January 19th, 2011 at 10:35 am
Television, internet and newspaper outlets daily report on the reality of drug abuse and alcoholism in our communities. Closer to home, we all know a loved one, a friend or a family member who struggles with an addiction. Each of us have the opportunity and in fact the responsibility to “do something” to address this issue. Pretending that drug abuse and alcoholism is not a reality does not make it go away. In fact, the denial and secrecy actually fuels the spread of the addiction.
So what can you do as an individual and a church. The first step is to determine to do something and not sit quietly by. The reality is that there are others who feel the same and a beginning point is to begin to share your concerns and join together with others who want to make a difference. In the church, a beginning point is to do a survey of the perceived needs, resources and willingness to “do something.” It’s not about a great program, substance abuse ministry is about meeting needs and creating a place in a church where people can be real, struggle and find hope.
There are many things that a church can do. As a beginning point, a church can acknowledge and encourage kids and adolescents to stay drug free and make a stand during the annual Red Ribbon Week. Other churches may want to begin a substance abuse ministry like Celebrate Recovery, Faith Partners or set up small groups using the Life Recovery Bible. Programming is important but ministry also happens on an individual basis as people experience an environment of grace, hope and realness. Sometimes what a person is looking for is another who will walk with them on a painful journey.
As Christians, we are called to make a difference in our world. The world of addiction is real, and it’s all around us. Our response needs to be Christ-like in love, Christ-like in grace and far reaching in being Christ to hurting people who need someone to stand with them in the battle against addiction.
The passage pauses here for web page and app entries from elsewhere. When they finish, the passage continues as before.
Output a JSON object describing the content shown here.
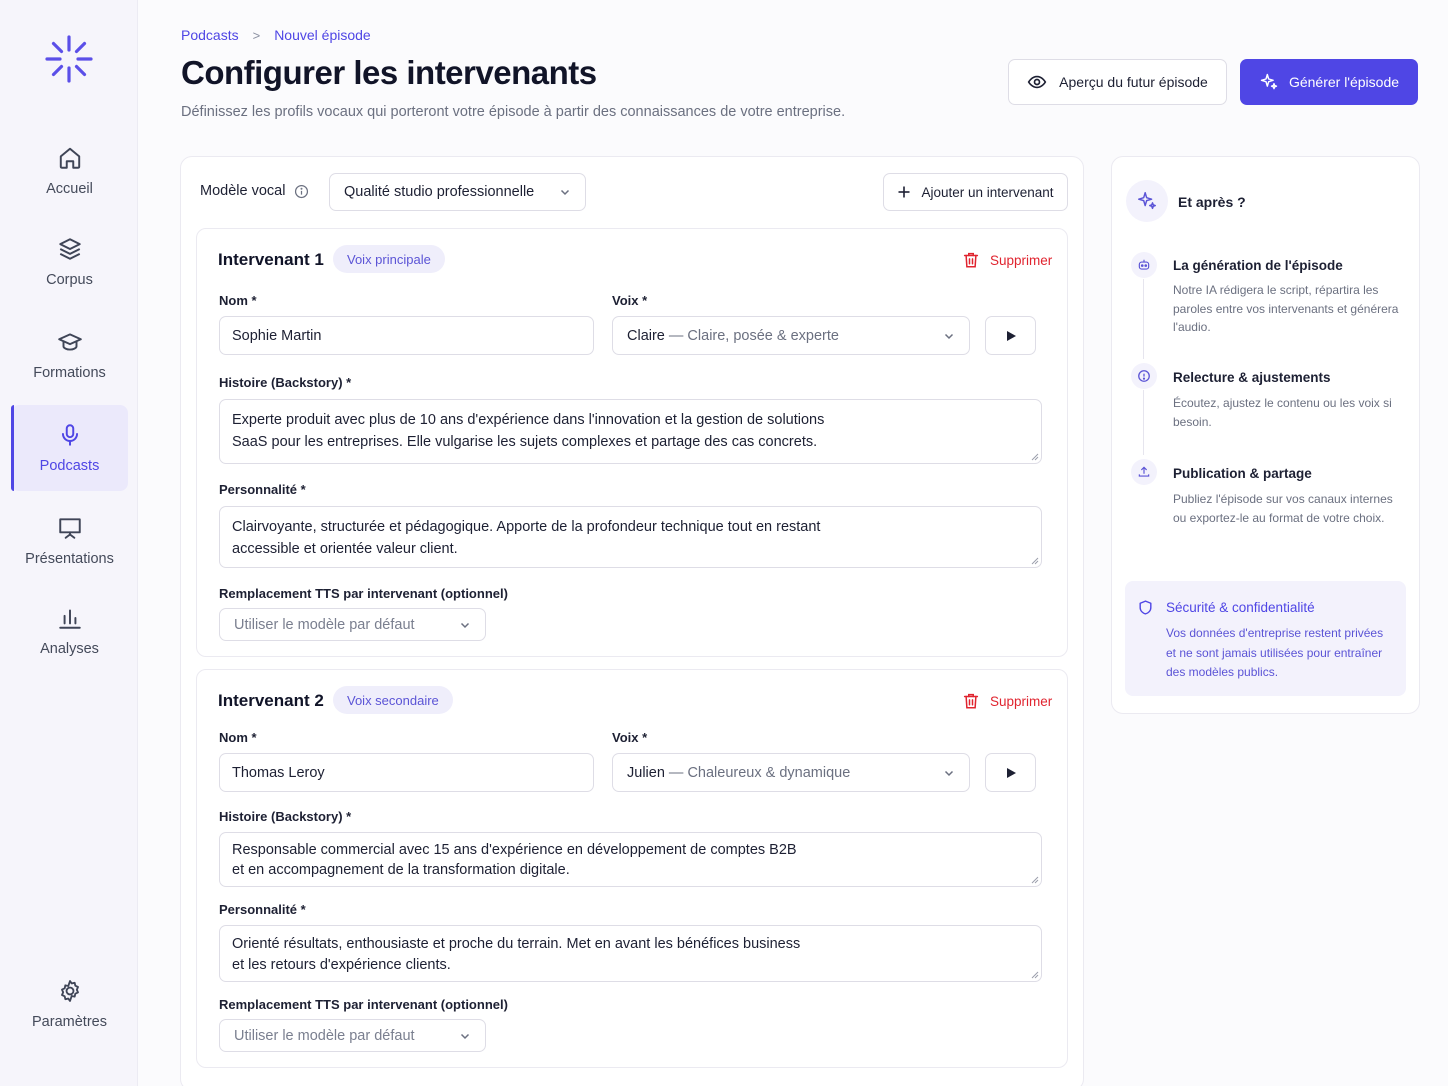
{
  "sidebar": {
    "items": [
      {
        "label": "Accueil",
        "icon": "home-icon"
      },
      {
        "label": "Corpus",
        "icon": "layers-icon"
      },
      {
        "label": "Formations",
        "icon": "graduation-cap-icon"
      },
      {
        "label": "Podcasts",
        "icon": "microphone-icon",
        "active": true
      },
      {
        "label": "Présentations",
        "icon": "presentation-icon"
      },
      {
        "label": "Analyses",
        "icon": "bar-chart-icon"
      }
    ],
    "settings_label": "Paramètres"
  },
  "breadcrumb": {
    "parent": "Podcasts",
    "separator": ">",
    "current": "Nouvel épisode"
  },
  "header": {
    "title": "Configurer les intervenants",
    "subtitle": "Définissez les profils vocaux qui porteront votre épisode à partir des connaissances de votre entreprise.",
    "preview_button": "Aperçu du futur épisode",
    "generate_button": "Générer l'épisode"
  },
  "config": {
    "model_label": "Modèle vocal",
    "model_value": "Qualité studio professionnelle",
    "add_speaker_button": "Ajouter un intervenant"
  },
  "speakers": [
    {
      "title": "Intervenant 1",
      "badge": "Voix principale",
      "delete_label": "Supprimer",
      "name_label": "Nom",
      "name_value": "Sophie Martin",
      "voice_label": "Voix",
      "voice_name": "Claire",
      "voice_desc": "— Claire, posée & experte",
      "backstory_label": "Histoire (Backstory)",
      "backstory_line1": "Experte produit avec plus de 10 ans d'expérience dans l'innovation et la gestion de solutions",
      "backstory_line2": "SaaS pour les entreprises. Elle vulgarise les sujets complexes et partage des cas concrets.",
      "personality_label": "Personnalité",
      "personality_line1": "Clairvoyante, structurée et pédagogique. Apporte de la profondeur technique tout en restant",
      "personality_line2": "accessible et orientée valeur client.",
      "tts_label": "Remplacement TTS par intervenant (optionnel)",
      "tts_value": "Utiliser le modèle par défaut",
      "required_mark": "*"
    },
    {
      "title": "Intervenant 2",
      "badge": "Voix secondaire",
      "delete_label": "Supprimer",
      "name_label": "Nom",
      "name_value": "Thomas Leroy",
      "voice_label": "Voix",
      "voice_name": "Julien",
      "voice_desc": "— Chaleureux & dynamique",
      "backstory_label": "Histoire (Backstory)",
      "backstory_line1": "Responsable commercial avec 15 ans d'expérience en développement de comptes B2B",
      "backstory_line2": "et en accompagnement de la transformation digitale.",
      "personality_label": "Personnalité",
      "personality_line1": "Orienté résultats, enthousiaste et proche du terrain. Met en avant les bénéfices business",
      "personality_line2": "et les retours d'expérience clients.",
      "tts_label": "Remplacement TTS par intervenant (optionnel)",
      "tts_value": "Utiliser le modèle par défaut",
      "required_mark": "*"
    }
  ],
  "next_steps": {
    "heading": "Et après ?",
    "steps": [
      {
        "title": "La génération de l'épisode",
        "desc": "Notre IA rédigera le script, répartira les paroles entre vos intervenants et générera l'audio.",
        "icon": "robot-icon"
      },
      {
        "title": "Relecture & ajustements",
        "desc": "Écoutez, ajustez le contenu ou les voix si besoin.",
        "icon": "info-circle-icon"
      },
      {
        "title": "Publication & partage",
        "desc": "Publiez l'épisode sur vos canaux internes ou exportez-le au format de votre choix.",
        "icon": "share-icon"
      }
    ],
    "security_title": "Sécurité & confidentialité",
    "security_desc": "Vos données d'entreprise restent privées et ne sont jamais utilisées pour entraîner des modèles publics."
  },
  "colors": {
    "accent": "#4f46e5",
    "danger": "#e0242f",
    "sidebar_bg": "#f6f5fb",
    "badge_bg": "#efeefb"
  }
}
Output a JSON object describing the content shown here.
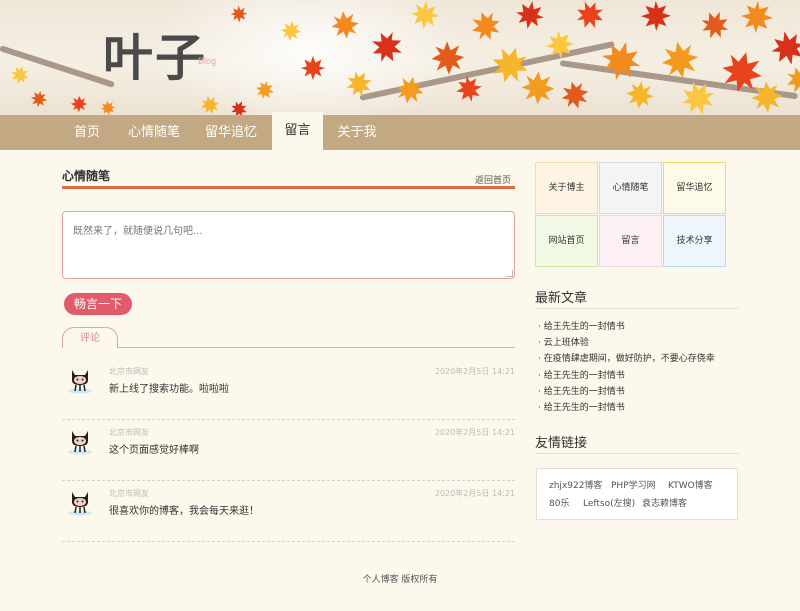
{
  "site": {
    "logo": "叶子",
    "logo_sub": "Blog"
  },
  "nav": [
    "首页",
    "心情随笔",
    "留华追忆",
    "留言",
    "关于我"
  ],
  "nav_active": "留言",
  "main": {
    "section_title": "心情随笔",
    "back_link": "返回首页",
    "message_placeholder": "既然来了，就随便说几句吧...",
    "submit_label": "畅言一下",
    "tab_label": "评论"
  },
  "comments": [
    {
      "user": "北京市网友",
      "time": "2020年2月5日 14:21",
      "text": "新上线了搜索功能。啦啦啦"
    },
    {
      "user": "北京市网友",
      "time": "2020年2月5日 14:21",
      "text": "这个页面感觉好棒啊"
    },
    {
      "user": "北京市网友",
      "time": "2020年2月5日 14:21",
      "text": "很喜欢你的博客，我会每天来逛！"
    }
  ],
  "sidebar": {
    "grid": [
      "关于博主",
      "心情随笔",
      "留华追忆",
      "网站首页",
      "留言",
      "技术分享"
    ],
    "latest_title": "最新文章",
    "articles": [
      "给王先生的一封情书",
      "云上班体验",
      "在疫情肆虐期间，做好防护，不要心存侥幸",
      "给王先生的一封情书",
      "给王先生的一封情书",
      "给王先生的一封情书"
    ],
    "links_title": "友情链接",
    "links": [
      "zhjx922博客",
      "PHP学习网",
      "KTWO博客",
      "80乐",
      "Leftso(左搜)",
      "衰志赖博客"
    ]
  },
  "footer": "个人博客 版权所有",
  "colors": {
    "nav_bg": "#c3a983",
    "accent": "#dd6b45",
    "button": "#e25b6a",
    "page_bg": "#fdf8ec"
  }
}
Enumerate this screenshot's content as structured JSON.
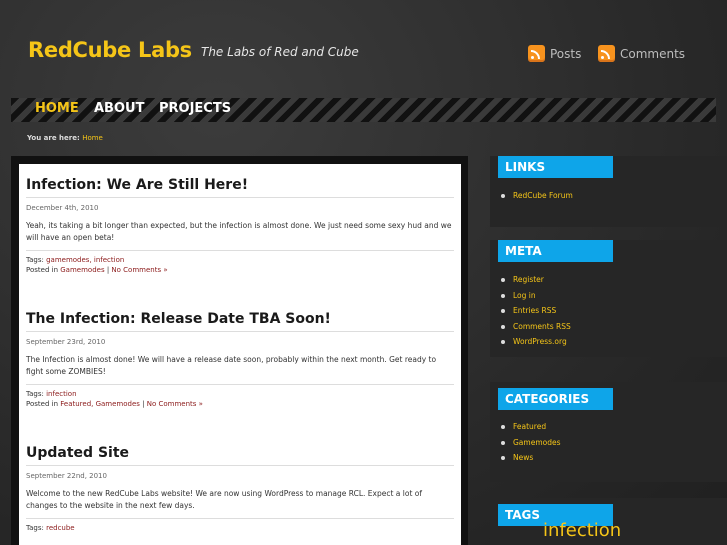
{
  "header": {
    "site_title": "RedCube Labs",
    "tagline": "The Labs of Red and Cube",
    "feeds": [
      {
        "label": "Posts",
        "icon": "rss-icon"
      },
      {
        "label": "Comments",
        "icon": "rss-icon"
      }
    ]
  },
  "nav": {
    "items": [
      {
        "label": "HOME"
      },
      {
        "label": "ABOUT"
      },
      {
        "label": "PROJECTS"
      }
    ],
    "active_color": "#f5c518"
  },
  "breadcrumb": {
    "prefix": "You are here:",
    "current": "Home"
  },
  "posts": [
    {
      "title": "Infection: We Are Still Here!",
      "date": "December 4th, 2010",
      "body": "Yeah, its taking a bit longer than expected, but the infection is almost done. We just need some sexy hud and we will have an open beta!",
      "tags_label": "Tags:",
      "tags": "gamemodes, infection",
      "posted_label": "Posted in",
      "categories": "Gamemodes",
      "comments": "No Comments »"
    },
    {
      "title": "The Infection: Release Date TBA Soon!",
      "date": "September 23rd, 2010",
      "body": "The Infection is almost done! We will have a release date soon, probably within the next month. Get ready to fight some ZOMBIES!",
      "tags_label": "Tags:",
      "tags": "infection",
      "posted_label": "Posted in",
      "categories": "Featured, Gamemodes",
      "comments": "No Comments »"
    },
    {
      "title": "Updated Site",
      "date": "September 22nd, 2010",
      "body": "Welcome to the new RedCube Labs website! We are now using WordPress to manage RCL. Expect a lot of changes to the website in the next few days.",
      "tags_label": "Tags:",
      "tags": "redcube"
    }
  ],
  "sidebar": {
    "links": {
      "title": "LINKS",
      "items": [
        "RedCube Forum"
      ]
    },
    "meta": {
      "title": "META",
      "items": [
        "Register",
        "Log in",
        "Entries RSS",
        "Comments RSS",
        "WordPress.org"
      ]
    },
    "categories": {
      "title": "CATEGORIES",
      "items": [
        "Featured",
        "Gamemodes",
        "News"
      ]
    },
    "tags": {
      "title": "TAGS",
      "cloud_first": "infection"
    }
  },
  "colors": {
    "accent": "#f5c518",
    "widget_title_bg": "#0ea5e9",
    "link_red": "#8b1a1a"
  }
}
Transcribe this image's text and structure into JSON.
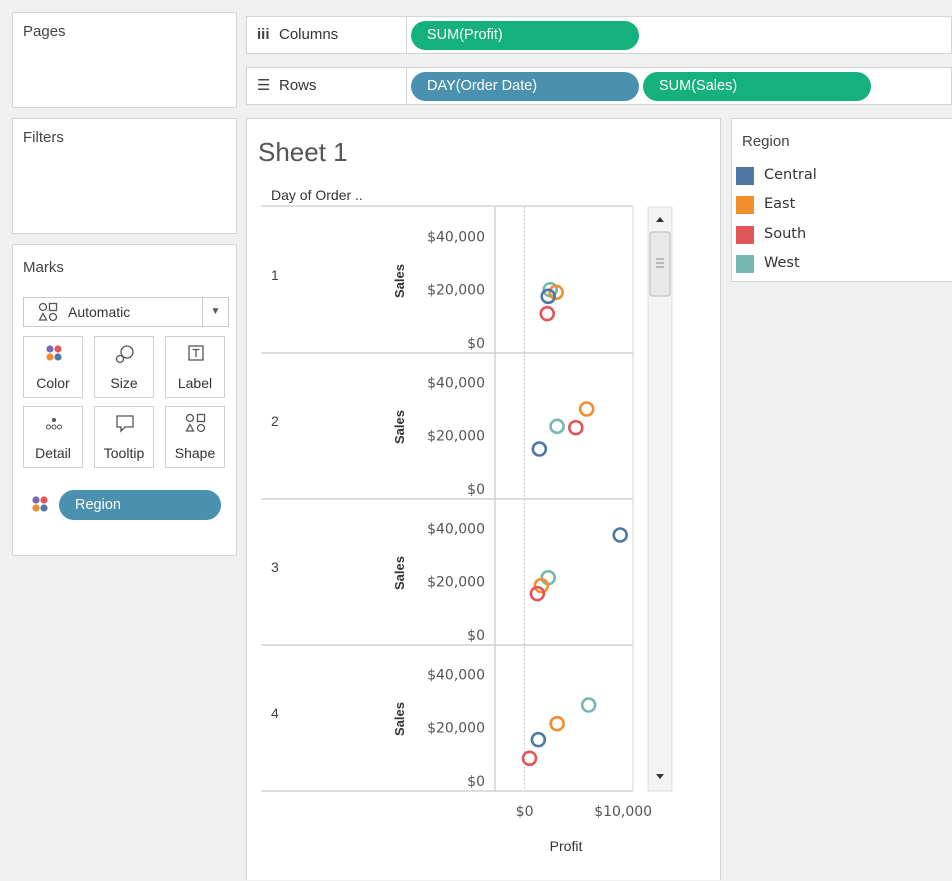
{
  "shelves": {
    "pages_title": "Pages",
    "filters_title": "Filters",
    "columns": {
      "label": "Columns",
      "icon": "columns-icon",
      "pills": [
        "SUM(Profit)"
      ]
    },
    "rows": {
      "label": "Rows",
      "icon": "rows-icon",
      "pills": [
        "DAY(Order Date)",
        "SUM(Sales)"
      ]
    }
  },
  "marks": {
    "title": "Marks",
    "mark_type": "Automatic",
    "buttons": [
      {
        "label": "Color",
        "icon": "color-icon"
      },
      {
        "label": "Size",
        "icon": "size-icon"
      },
      {
        "label": "Label",
        "icon": "label-icon"
      },
      {
        "label": "Detail",
        "icon": "detail-icon"
      },
      {
        "label": "Tooltip",
        "icon": "tooltip-icon"
      },
      {
        "label": "Shape",
        "icon": "shape-icon"
      }
    ],
    "color_field": "Region"
  },
  "sheet": {
    "title": "Sheet 1",
    "row_header": "Day of Order .."
  },
  "legend": {
    "title": "Region",
    "items": [
      {
        "label": "Central",
        "color": "#4e79a7"
      },
      {
        "label": "East",
        "color": "#f28e2b"
      },
      {
        "label": "South",
        "color": "#e15759"
      },
      {
        "label": "West",
        "color": "#76b7b2"
      }
    ]
  },
  "chart_data": {
    "type": "scatter",
    "xlabel": "Profit",
    "ylabel": "Sales",
    "x_ticks": [
      "$0",
      "$10,000"
    ],
    "y_ticks": [
      "$0",
      "$20,000",
      "$40,000"
    ],
    "xlim": [
      -3000,
      11000
    ],
    "ylim": [
      0,
      48000
    ],
    "panes": [
      {
        "label": "1",
        "points": [
          {
            "region": "West",
            "x": 2600,
            "y": 20000
          },
          {
            "region": "East",
            "x": 3200,
            "y": 19000
          },
          {
            "region": "Central",
            "x": 2400,
            "y": 17500
          },
          {
            "region": "South",
            "x": 2300,
            "y": 11000
          }
        ]
      },
      {
        "label": "2",
        "points": [
          {
            "region": "East",
            "x": 6300,
            "y": 30000
          },
          {
            "region": "West",
            "x": 3300,
            "y": 23500
          },
          {
            "region": "South",
            "x": 5200,
            "y": 23000
          },
          {
            "region": "Central",
            "x": 1500,
            "y": 15000
          }
        ]
      },
      {
        "label": "3",
        "points": [
          {
            "region": "Central",
            "x": 9700,
            "y": 37500
          },
          {
            "region": "West",
            "x": 2400,
            "y": 21500
          },
          {
            "region": "East",
            "x": 1700,
            "y": 18500
          },
          {
            "region": "South",
            "x": 1300,
            "y": 15500
          }
        ]
      },
      {
        "label": "4",
        "points": [
          {
            "region": "West",
            "x": 6500,
            "y": 28500
          },
          {
            "region": "East",
            "x": 3300,
            "y": 21500
          },
          {
            "region": "Central",
            "x": 1400,
            "y": 15500
          },
          {
            "region": "South",
            "x": 500,
            "y": 8500
          }
        ]
      }
    ]
  }
}
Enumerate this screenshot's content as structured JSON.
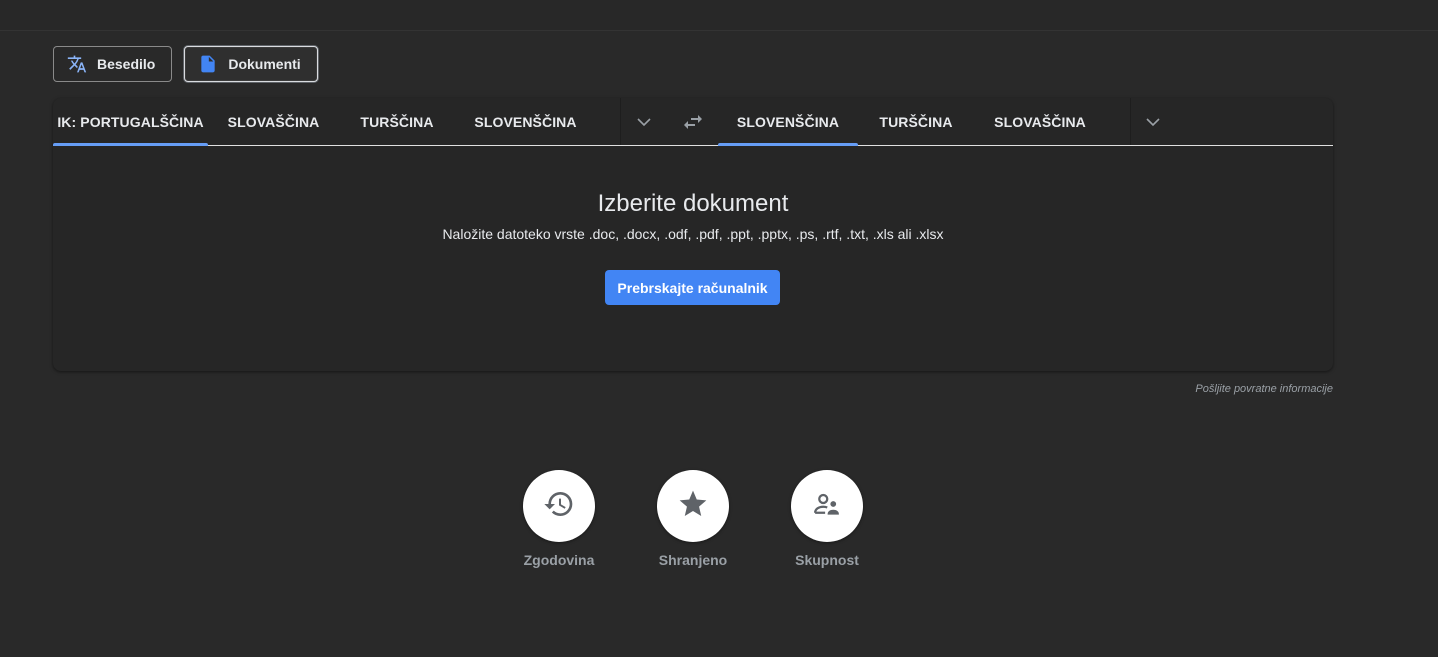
{
  "modes": {
    "text_label": "Besedilo",
    "docs_label": "Dokumenti",
    "text_icon": "translate-icon",
    "docs_icon": "document-icon"
  },
  "source_languages": [
    "IK: PORTUGALŠČINA",
    "SLOVAŠČINA",
    "TURŠČINA",
    "SLOVENŠČINA"
  ],
  "target_languages": [
    "SLOVENŠČINA",
    "TURŠČINA",
    "SLOVAŠČINA"
  ],
  "source_selected_index": 0,
  "target_selected_index": 0,
  "upload": {
    "title": "Izberite dokument",
    "subtitle": "Naložite datoteko vrste .doc, .docx, .odf, .pdf, .ppt, .pptx, .ps, .rtf, .txt, .xls ali .xlsx",
    "browse_label": "Prebrskajte računalnik"
  },
  "feedback_label": "Pošljite povratne informacije",
  "shortcuts": [
    {
      "label": "Zgodovina",
      "icon": "history-icon"
    },
    {
      "label": "Shranjeno",
      "icon": "star-icon"
    },
    {
      "label": "Skupnost",
      "icon": "community-icon"
    }
  ],
  "colors": {
    "background": "#292929",
    "accent": "#4285f4",
    "tab_indicator": "#669df6"
  }
}
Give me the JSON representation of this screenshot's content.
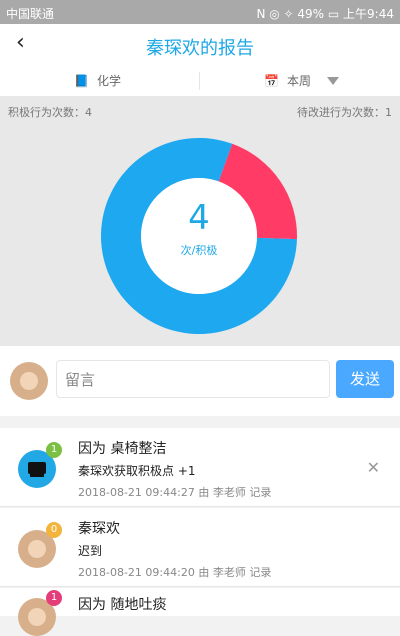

Article by Carrie Beard, Texas Baptists Christian Life Commission Substance Abuse Specialist